So what is this all about? Well I don’t think it’s too difficult to see that the bridegroom represents Jesus. He will of course one day return to earth, the Bible makes this clear (e.g. Matthew 24:30), but of course no one knows when it will happen. The young women, the bridesmaids are Christian people. Five of them are ready five of them are not. The scary thing is that they look the same, they are dressed the same and are carrying identical lamps, the only difference between them is their state of readiness. Only half of them were ready for the feast and went in to enjoy the festivities with the bride and groom and the others tragically and terribly are shut out. Looking like a Christian, going to church and even behaving like a Christian are not enough – do we know Jesus as our Lord and Saviour? That is what it is about. Surely the most terrible words we could ever hear would be the Lord saying to us “I never knew you”, before being forever shut out of His presence.

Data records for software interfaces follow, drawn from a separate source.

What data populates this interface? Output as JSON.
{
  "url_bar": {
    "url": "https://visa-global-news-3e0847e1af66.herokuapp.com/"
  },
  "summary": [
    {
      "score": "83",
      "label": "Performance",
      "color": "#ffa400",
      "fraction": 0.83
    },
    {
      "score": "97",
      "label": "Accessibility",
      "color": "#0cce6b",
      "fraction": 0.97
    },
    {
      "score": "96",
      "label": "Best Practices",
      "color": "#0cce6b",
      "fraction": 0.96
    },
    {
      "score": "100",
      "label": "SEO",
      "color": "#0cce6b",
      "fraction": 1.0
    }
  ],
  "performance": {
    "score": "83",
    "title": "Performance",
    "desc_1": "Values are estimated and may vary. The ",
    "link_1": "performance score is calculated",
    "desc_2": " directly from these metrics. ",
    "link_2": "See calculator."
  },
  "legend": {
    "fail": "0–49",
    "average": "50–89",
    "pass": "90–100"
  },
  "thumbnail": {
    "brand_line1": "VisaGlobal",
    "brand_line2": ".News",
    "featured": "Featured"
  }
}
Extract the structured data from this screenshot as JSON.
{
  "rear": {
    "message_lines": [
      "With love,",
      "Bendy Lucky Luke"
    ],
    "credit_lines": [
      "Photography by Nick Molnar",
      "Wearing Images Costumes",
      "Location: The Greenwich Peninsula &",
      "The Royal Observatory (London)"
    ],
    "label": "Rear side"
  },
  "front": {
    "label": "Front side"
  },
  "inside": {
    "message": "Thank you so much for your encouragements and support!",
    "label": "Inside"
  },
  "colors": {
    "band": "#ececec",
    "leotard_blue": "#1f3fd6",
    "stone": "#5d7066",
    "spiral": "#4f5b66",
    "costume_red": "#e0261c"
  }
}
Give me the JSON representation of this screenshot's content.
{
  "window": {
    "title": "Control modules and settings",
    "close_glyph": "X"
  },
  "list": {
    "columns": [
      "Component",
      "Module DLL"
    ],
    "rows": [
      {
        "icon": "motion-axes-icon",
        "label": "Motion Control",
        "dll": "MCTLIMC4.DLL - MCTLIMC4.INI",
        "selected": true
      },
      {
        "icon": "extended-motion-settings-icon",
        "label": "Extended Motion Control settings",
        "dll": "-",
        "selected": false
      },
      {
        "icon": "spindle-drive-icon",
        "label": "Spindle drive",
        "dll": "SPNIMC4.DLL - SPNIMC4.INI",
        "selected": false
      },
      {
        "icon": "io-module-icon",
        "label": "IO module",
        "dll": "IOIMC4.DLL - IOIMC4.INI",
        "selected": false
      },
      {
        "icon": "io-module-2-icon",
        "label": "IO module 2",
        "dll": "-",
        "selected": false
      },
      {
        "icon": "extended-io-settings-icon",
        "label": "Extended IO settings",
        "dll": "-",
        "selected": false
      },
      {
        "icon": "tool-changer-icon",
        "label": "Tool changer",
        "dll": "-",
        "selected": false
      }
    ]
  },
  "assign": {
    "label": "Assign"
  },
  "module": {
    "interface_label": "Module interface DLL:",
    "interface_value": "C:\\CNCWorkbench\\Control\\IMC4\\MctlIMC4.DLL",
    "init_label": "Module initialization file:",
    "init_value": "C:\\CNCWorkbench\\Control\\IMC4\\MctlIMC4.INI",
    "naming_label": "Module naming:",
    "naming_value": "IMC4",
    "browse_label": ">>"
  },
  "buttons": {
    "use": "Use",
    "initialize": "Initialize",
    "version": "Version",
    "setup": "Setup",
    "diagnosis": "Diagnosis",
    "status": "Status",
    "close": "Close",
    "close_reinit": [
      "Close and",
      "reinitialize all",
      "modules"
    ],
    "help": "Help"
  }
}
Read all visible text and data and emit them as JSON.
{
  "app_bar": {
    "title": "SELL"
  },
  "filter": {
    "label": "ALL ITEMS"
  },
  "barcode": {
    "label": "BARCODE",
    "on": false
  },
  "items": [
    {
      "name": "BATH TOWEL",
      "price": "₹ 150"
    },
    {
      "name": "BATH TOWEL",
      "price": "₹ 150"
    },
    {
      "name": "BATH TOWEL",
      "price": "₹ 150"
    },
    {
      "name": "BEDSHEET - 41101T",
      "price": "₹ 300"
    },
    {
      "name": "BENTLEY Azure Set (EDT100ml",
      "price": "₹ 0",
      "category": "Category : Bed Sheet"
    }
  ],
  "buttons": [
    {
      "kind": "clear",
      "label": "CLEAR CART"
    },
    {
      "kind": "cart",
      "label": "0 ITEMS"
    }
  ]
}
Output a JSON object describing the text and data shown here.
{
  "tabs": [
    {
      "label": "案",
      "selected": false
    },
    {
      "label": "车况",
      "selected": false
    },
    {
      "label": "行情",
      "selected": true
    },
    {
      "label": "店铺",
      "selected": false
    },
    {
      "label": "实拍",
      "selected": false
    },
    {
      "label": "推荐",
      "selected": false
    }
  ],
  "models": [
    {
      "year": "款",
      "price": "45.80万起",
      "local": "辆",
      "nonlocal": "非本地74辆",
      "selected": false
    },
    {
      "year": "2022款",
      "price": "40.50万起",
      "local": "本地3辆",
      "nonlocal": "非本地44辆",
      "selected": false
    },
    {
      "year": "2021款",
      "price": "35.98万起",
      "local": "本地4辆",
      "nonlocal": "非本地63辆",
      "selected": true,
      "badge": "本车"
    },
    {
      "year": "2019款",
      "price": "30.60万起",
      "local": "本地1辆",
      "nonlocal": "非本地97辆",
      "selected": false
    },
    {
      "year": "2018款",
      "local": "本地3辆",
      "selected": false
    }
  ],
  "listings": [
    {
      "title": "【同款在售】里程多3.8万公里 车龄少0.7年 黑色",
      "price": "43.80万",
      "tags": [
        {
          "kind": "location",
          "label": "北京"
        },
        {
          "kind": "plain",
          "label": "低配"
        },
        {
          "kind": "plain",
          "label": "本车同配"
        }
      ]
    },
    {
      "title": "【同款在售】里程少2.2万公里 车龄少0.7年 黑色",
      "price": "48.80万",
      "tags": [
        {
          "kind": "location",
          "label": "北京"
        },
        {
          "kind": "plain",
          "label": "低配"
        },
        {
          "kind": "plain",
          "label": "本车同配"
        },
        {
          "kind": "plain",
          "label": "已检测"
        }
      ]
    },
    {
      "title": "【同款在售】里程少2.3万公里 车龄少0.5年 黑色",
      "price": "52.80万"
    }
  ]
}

We learn too that holiness is not something that we can borrow. It’s no good thinking that because we come from a Christian home and are surrounded by others who know and love God that we will be okay. It is no more possible to borrow holiness from others than it was possible for the foolish young women to borrow oil from the wise young women. Holiness is of course not something that we can buy or even earn by being good. It is the gift of God for all who put their faith and put their trust in Christ (Ephesians 2:8).

I will never forget something that I witnessed on the London Underground when I was a teenager. I had just disembarked the train and was walking up the stairs and away from the platform. As I looked down, I noticed a mother had put her child in a pushchair into the carriage and had got back off to train to retrieve a bag she had left on the platform. As she did so the doors shut and the train began pulling away. To the horror of the many onlookers the mother ran at the moving train and tried to prise open the doors letting out a terrible cry as she did so. The train kept moving and disappeared into the tunnel with her child on board with the utterly distraught mother crying out in hurt that her child was on the train. Of course I’m sure that things turned out well – as soon as the underground staff were informed they would have been able to rectify the situation and reunite mother and child quickly, but there was a awful moment of despair and pain in that poor mother that I will never forget.

But I suppose that is nothing compared to the pain of the foolish young women in the parable and even more so, the desolation of being shut out from Heaven, of realising that we weren’t ready because we had never truly committed our lives to Jesus, we had never allowed Him to be our Lord and Saviour…

The last day will come for each of us. C.S. Lewis sums it up in this way: That “we do not and cannot know when the drama will end, the curtain may be wrung down at any moment”(1) . “When the author walks on to the stage the play is over … (When the Lord returns he will be) without disguise; something so overwhelming that it will strike either irresistible love or irresistible horror into every creature. It will be too late then to choose your side … That will not be the time for choosing: It will be the time when we discover which side we really have chosen, whether we realised it before or not. Now, to-day, this moment is our chance to choose the right side. God is holding back to give us that last chance. It will not last forever. We must take it or leave it.”(2)

Are you ready?

(1)C.S. Lewis Index p.177
(2)C.S. Lewis, Mere Christianity p.62, 63
Matthew for Today, Michael Green, Hodder & Stoughton, 1989